References 1. Rosen B, Rozenman Y, Harpaz D. Extension of adrenocortical carcinoma into right atrium, echocardiographic diagnosis: A Case Report. 2003; 1.

2. Fassnacht M, Dekkers O, Else T, Baudin E, Berruti A, de Krijger RR, et al. European Society of Endocrinology Clinical Practice Guidelines on the Management of Adrenocortical Carcinoma in Adults, in collaboration with the European Network for the Study of Adrenal Tumors. Eur J Endocrinology. 2018; 18-0608.

3. Fassnacht M, Kroiss M, Allolio B. Update in adrenocortical carcinoma. 2013; 98: 4551-64.

4. Luton JP, Cerdas S, Billaud L, Thomas G, Guilhaume B, Bertagna X, et al. Clinical Features of Adrenocortical Carcinoma, Prognostic Factors, and the Effect of Mitotane Therapy. N Engl J Med. 1990; 322: 1195-201.

5. National Comprehensive Cancer Network. NCCN guidelines. [Online] 2019.

6. Prichard RW. Tumors of the heart; review of the subject and report of 150 cases. AMA Archives of Pathology. 1951; 51: 98-128.

7. Pinho T, Rodrigues-Pereira P, Araújo V, Oliveira NP, Macedo F, Graça A, et al. Cardiac metastasis of melanoma as first manifestation of disease. 2009; 28.

8. Chiles C, Woodard PK, Gutierrez FR, Link KM. Metastatic involvement of the heart and pericardium: CT and MR imaging.

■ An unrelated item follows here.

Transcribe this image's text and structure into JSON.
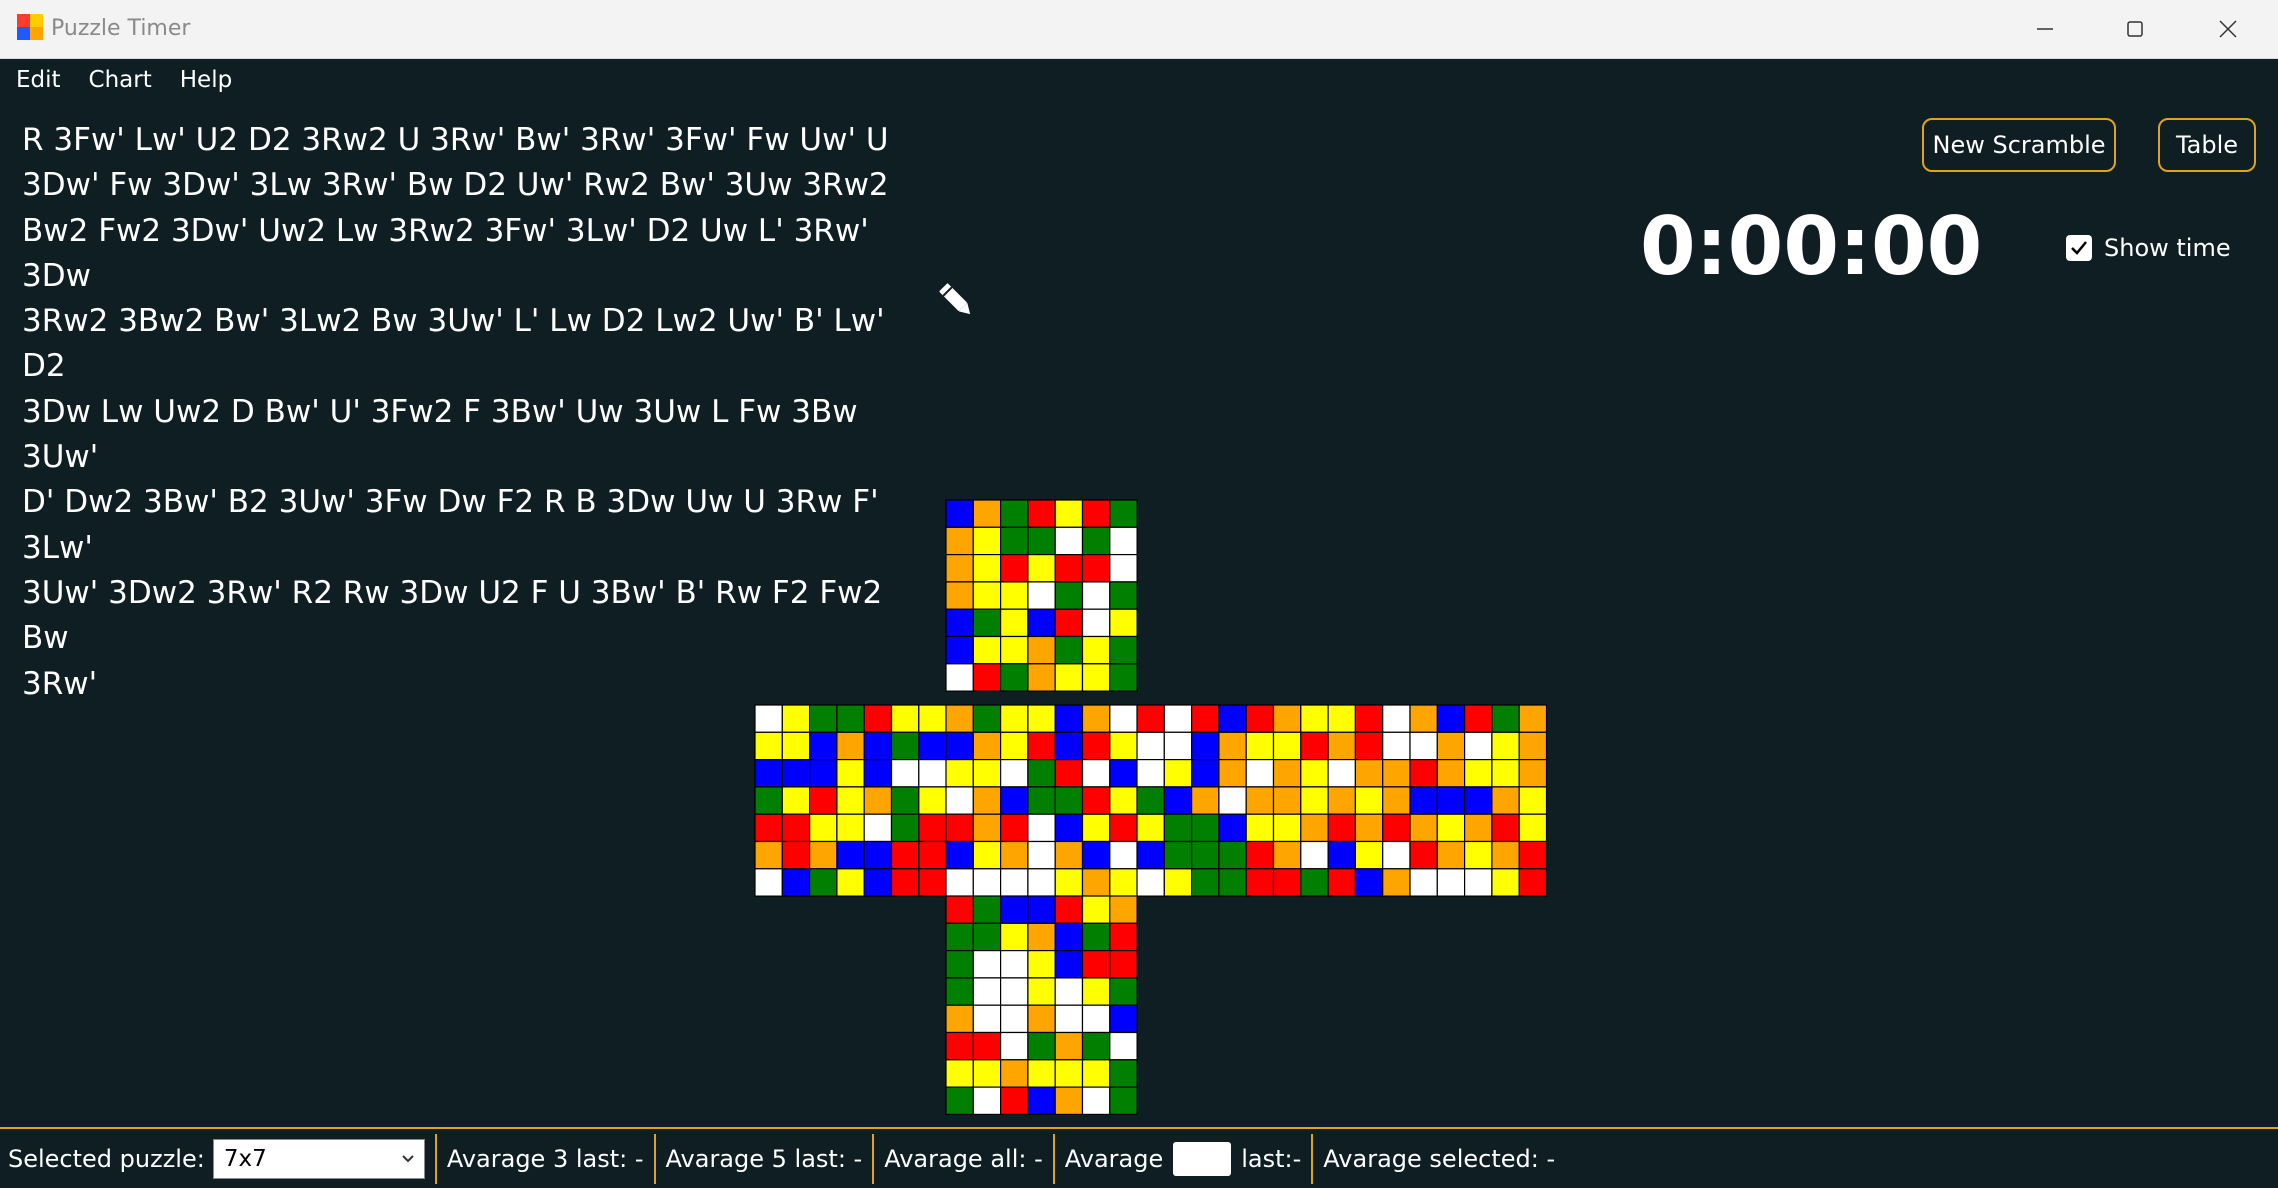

Radiographics. 2001; 21.

9. Hallahan DE, Vogelzang NJ, Borow KM, Bostwick DG, Simon MA. Cardiac metastases from soft-tissue sarcomas. Journal of Clinical Oncology. 1986; 4.

10. Takenaka S, Hashimoto N, Araki N, Hamada K, Naka N, Joyama S, Kakunaga S, et al. Eleven cases of cardiac metastases from soft-tissue sarcomas. Jpn J Clin onc. 2011; 41: 514-8.

11. Togo A, Muramatsu T, Tsukada H, Ikeda M, Shida M, Hirasawa T, Maeda M. Case of metastatic uterine cervical squamous cell carcinoma in the right atrium. The Tokai Journal of Experimental and Clinical Medicine. 2013; 38: 42-5.

12. Hanfling SM. Metastatic cancer to the heart. Review of the literature and report of127 cases. Circulation. 1960; 22: 474-83.

13. Allolio B, Hahner S, Weismann D, Fassnacht M. Management of adrenocortical carcinoma. Clin Endoclinol (Oxf). 2004; 60: 273-87.

14. Locali RF, Matsuoka PK, Cherbo T, Gabriel EA, Buffolo E. Arq Bras Cardiol. 2009; 92: 168-76.

Asrah Nawaz. Metastatic Adrenocortical Carcinoma Presenting as Intracavitary Mass in Right Atrium: A Case Report. Annals of Clinical and Medical Case Reports 2022